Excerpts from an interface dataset
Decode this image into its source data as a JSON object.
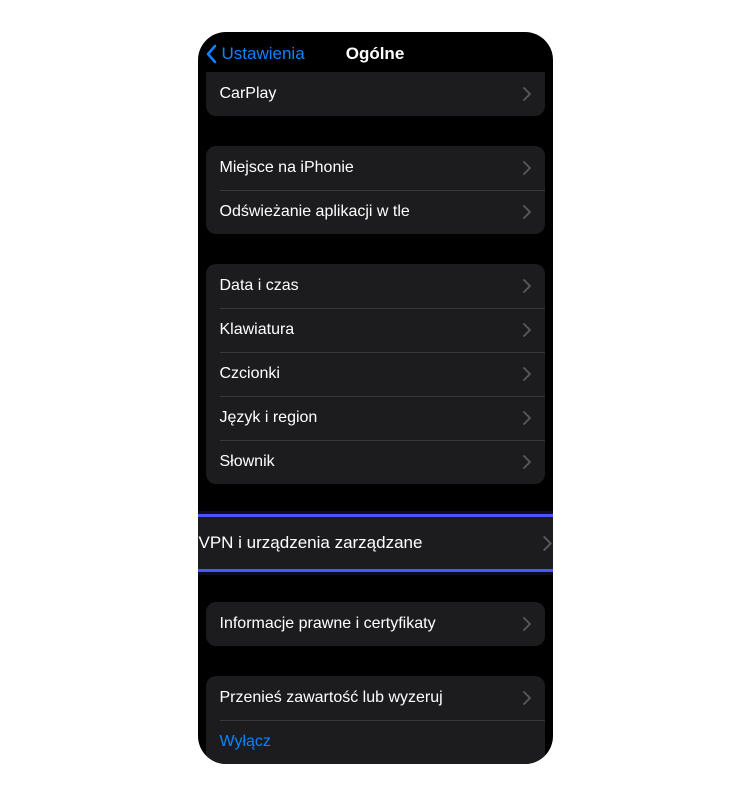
{
  "nav": {
    "back_label": "Ustawienia",
    "title": "Ogólne"
  },
  "groups": {
    "carplay": {
      "items": [
        {
          "label": "CarPlay"
        }
      ]
    },
    "storage": {
      "items": [
        {
          "label": "Miejsce na iPhonie"
        },
        {
          "label": "Odświeżanie aplikacji w tle"
        }
      ]
    },
    "local": {
      "items": [
        {
          "label": "Data i czas"
        },
        {
          "label": "Klawiatura"
        },
        {
          "label": "Czcionki"
        },
        {
          "label": "Język i region"
        },
        {
          "label": "Słownik"
        }
      ]
    },
    "vpn": {
      "items": [
        {
          "label": "VPN i urządzenia zarządzane"
        }
      ]
    },
    "legal": {
      "items": [
        {
          "label": "Informacje prawne i certyfikaty"
        }
      ]
    },
    "reset": {
      "items": [
        {
          "label": "Przenieś zawartość lub wyzeruj"
        },
        {
          "label": "Wyłącz",
          "blue": true,
          "no_chevron": true
        }
      ]
    }
  }
}
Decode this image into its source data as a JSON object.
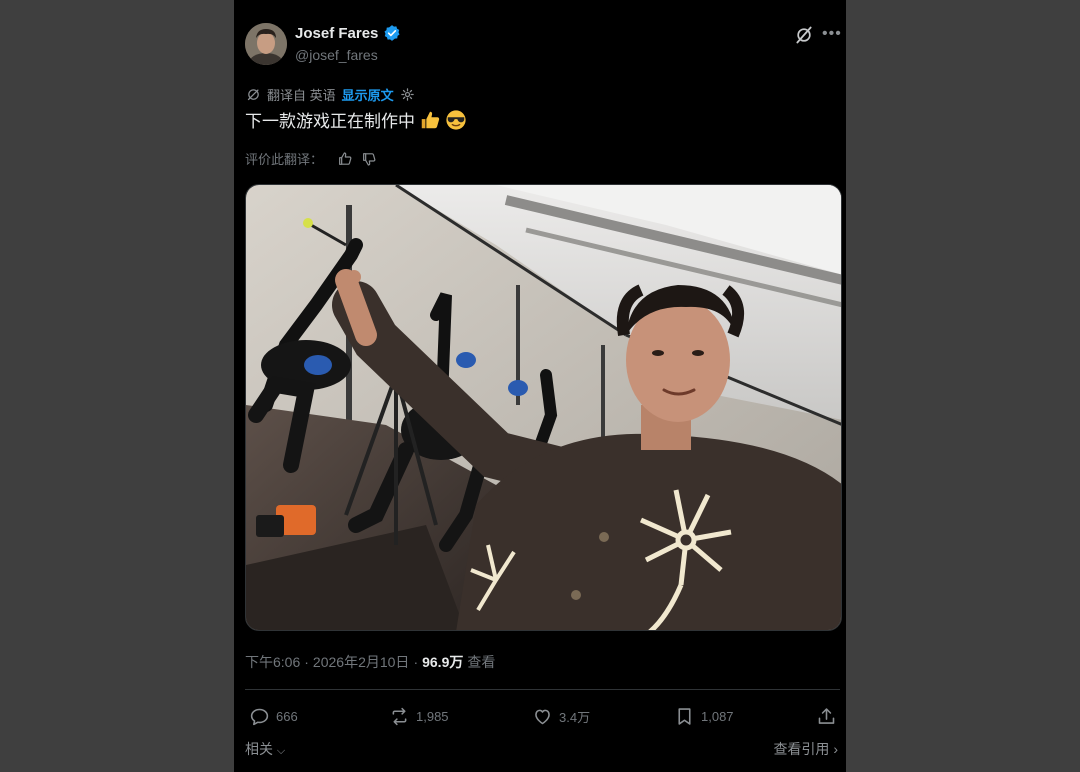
{
  "post": {
    "author": {
      "name": "Josef Fares",
      "handle": "@josef_fares",
      "verified": true
    },
    "translation": {
      "label": "翻译自 英语",
      "show_original": "显示原文"
    },
    "text": "下一款游戏正在制作中",
    "emojis": [
      "thumbs-up",
      "smiling-face-with-sunglasses"
    ],
    "rate_translation": "评价此翻译：",
    "meta": {
      "time": "下午6:06",
      "sep1": "·",
      "date": "2026年2月10日",
      "sep2": "·",
      "views": "96.9万",
      "views_label": "查看"
    },
    "actions": {
      "replies": "666",
      "reposts": "1,985",
      "likes": "3.4万",
      "bookmarks": "1,087"
    },
    "related": "相关",
    "view_quotes": "查看引用"
  },
  "colors": {
    "accent": "#1d9bf0",
    "muted": "#71767b",
    "background": "#000000",
    "page_bg": "#3f3f3f"
  }
}
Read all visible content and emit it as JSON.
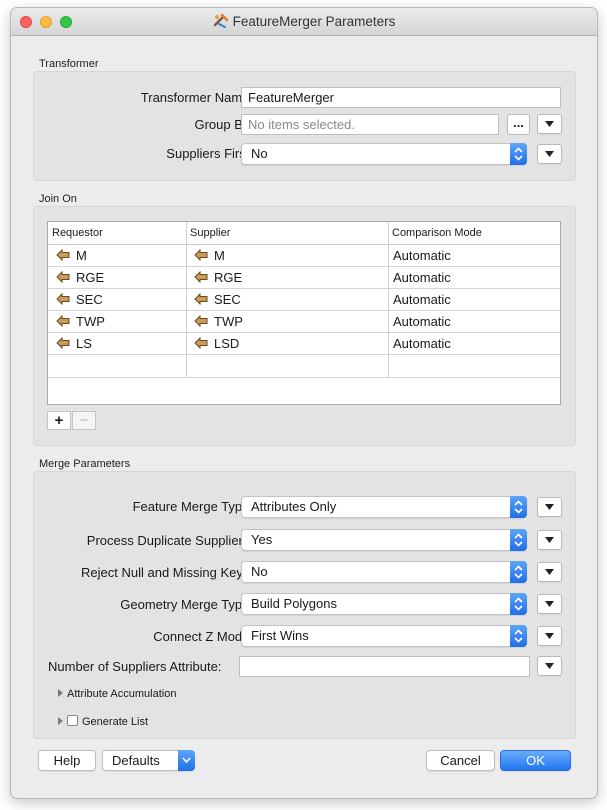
{
  "window": {
    "title": "FeatureMerger Parameters",
    "accent_color": "#2176f0"
  },
  "transformer": {
    "section_label": "Transformer",
    "name_label": "Transformer Name:",
    "name_value": "FeatureMerger",
    "group_by_label": "Group By:",
    "group_by_placeholder": "No items selected.",
    "ellipsis_label": "...",
    "suppliers_first_label": "Suppliers First:",
    "suppliers_first_value": "No"
  },
  "join_on": {
    "section_label": "Join On",
    "columns": [
      "Requestor",
      "Supplier",
      "Comparison Mode"
    ],
    "rows": [
      {
        "requestor": "M",
        "supplier": "M",
        "mode": "Automatic"
      },
      {
        "requestor": "RGE",
        "supplier": "RGE",
        "mode": "Automatic"
      },
      {
        "requestor": "SEC",
        "supplier": "SEC",
        "mode": "Automatic"
      },
      {
        "requestor": "TWP",
        "supplier": "TWP",
        "mode": "Automatic"
      },
      {
        "requestor": "LS",
        "supplier": "LSD",
        "mode": "Automatic"
      }
    ],
    "add_label": "+",
    "remove_label": "−"
  },
  "merge": {
    "section_label": "Merge Parameters",
    "feature_merge_type_label": "Feature Merge Type:",
    "feature_merge_type_value": "Attributes Only",
    "process_duplicate_label": "Process Duplicate Suppliers:",
    "process_duplicate_value": "Yes",
    "reject_null_label": "Reject Null and Missing Keys:",
    "reject_null_value": "No",
    "geometry_merge_type_label": "Geometry Merge Type:",
    "geometry_merge_type_value": "Build Polygons",
    "connect_z_label": "Connect Z Mode:",
    "connect_z_value": "First Wins",
    "num_suppliers_label": "Number of Suppliers Attribute:",
    "num_suppliers_value": "",
    "attr_accumulation_label": "Attribute Accumulation",
    "generate_list_label": "Generate List"
  },
  "footer": {
    "help_label": "Help",
    "defaults_label": "Defaults",
    "cancel_label": "Cancel",
    "ok_label": "OK"
  }
}
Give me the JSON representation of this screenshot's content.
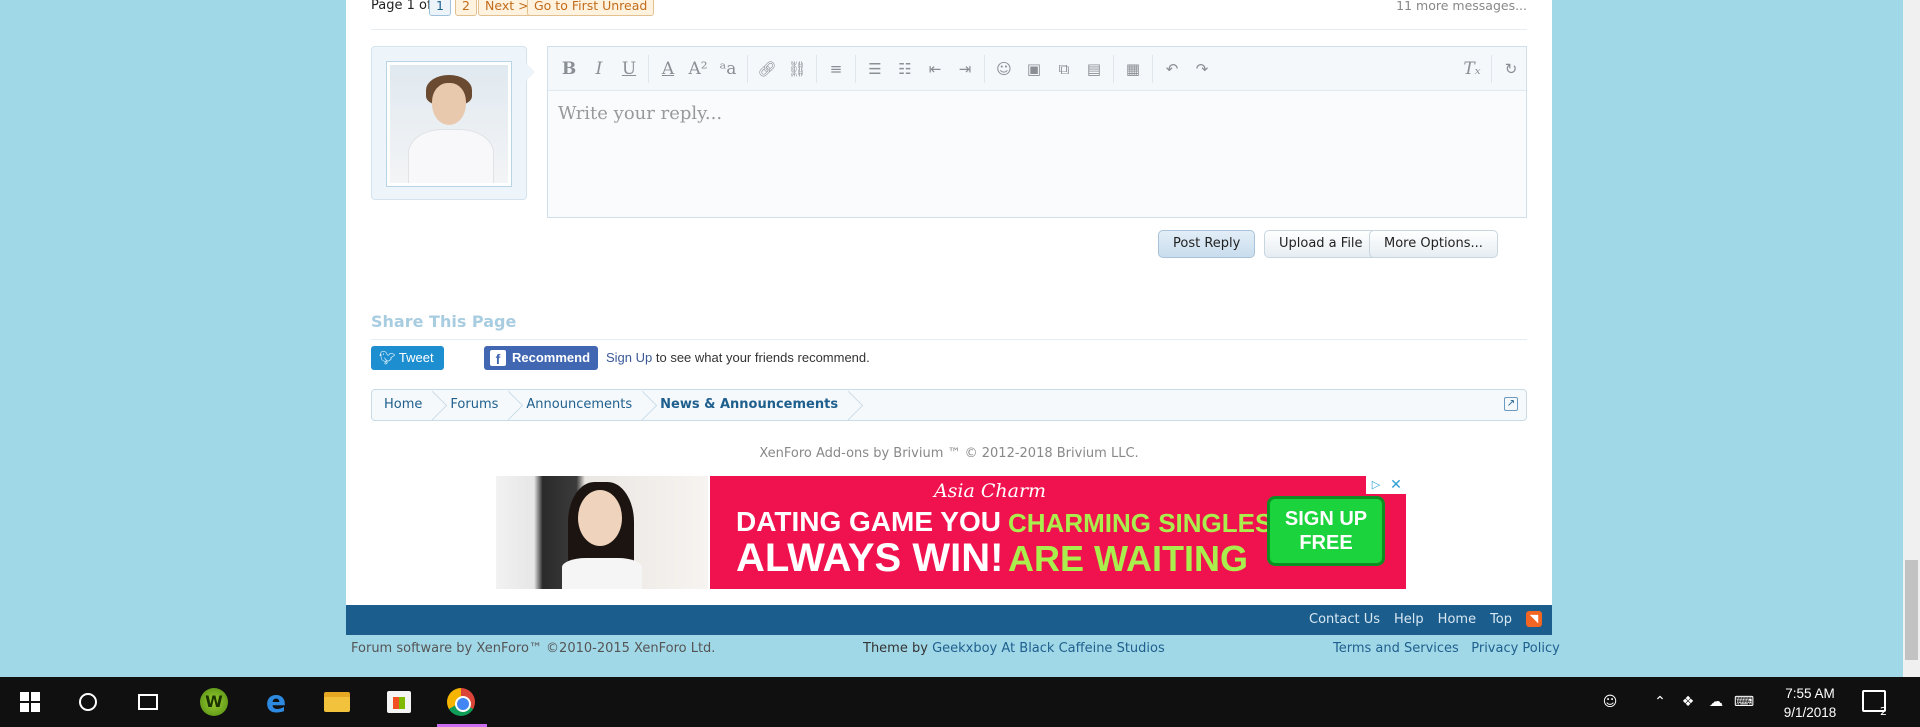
{
  "pagination": {
    "label": "Page 1 of 2",
    "pages": [
      "1",
      "2"
    ],
    "next": "Next >",
    "first_unread": "Go to First Unread",
    "more_messages": "11 more messages..."
  },
  "editor": {
    "placeholder": "Write your reply...",
    "toolbar": {
      "bold": "B",
      "italic": "I",
      "underline": "U",
      "font_color": "A",
      "font_size": "A²",
      "font_family": "ᵃa"
    }
  },
  "actions": {
    "post_reply": "Post Reply",
    "upload_file": "Upload a File",
    "more_options": "More Options..."
  },
  "share": {
    "title": "Share This Page",
    "tweet": "Tweet",
    "recommend": "Recommend",
    "sign_up": "Sign Up",
    "sign_up_suffix": "to see what your friends recommend."
  },
  "breadcrumb": [
    "Home",
    "Forums",
    "Announcements",
    "News & Announcements"
  ],
  "copyright": "XenForo Add-ons by Brivium ™ © 2012-2018 Brivium LLC.",
  "ad": {
    "brand": "Asia Charm",
    "line1": "DATING GAME YOU",
    "line2": "ALWAYS WIN!",
    "green1": "CHARMING SINGLES",
    "green2": "ARE WAITING",
    "cta_line1": "SIGN UP",
    "cta_line2": "FREE"
  },
  "footer": {
    "links": [
      "Contact Us",
      "Help",
      "Home",
      "Top"
    ],
    "software": "Forum software by XenForo™ ©2010-2015 XenForo Ltd.",
    "theme_prefix": "Theme by",
    "theme_author": "Geekxboy At Black Caffeine Studios",
    "terms": "Terms and Services",
    "privacy": "Privacy Policy"
  },
  "taskbar": {
    "time": "7:55 AM",
    "date": "9/1/2018",
    "notification_count": "2",
    "apps": [
      "windows-start",
      "cortana",
      "task-view",
      "w-app",
      "edge",
      "file-explorer",
      "store",
      "chrome"
    ]
  },
  "colors": {
    "background": "#a1d8e8",
    "footer_bar": "#1b5d8c",
    "ad_red": "#f0124f",
    "ad_green": "#1bd33c"
  }
}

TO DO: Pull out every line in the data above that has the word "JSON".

SOLVED EXERCISE:
Decode this image into its source data as a JSON object.
Decode this image into its source data as a JSON object.
Read all visible content and emit it as JSON.
Give me the JSON representation of this screenshot's content.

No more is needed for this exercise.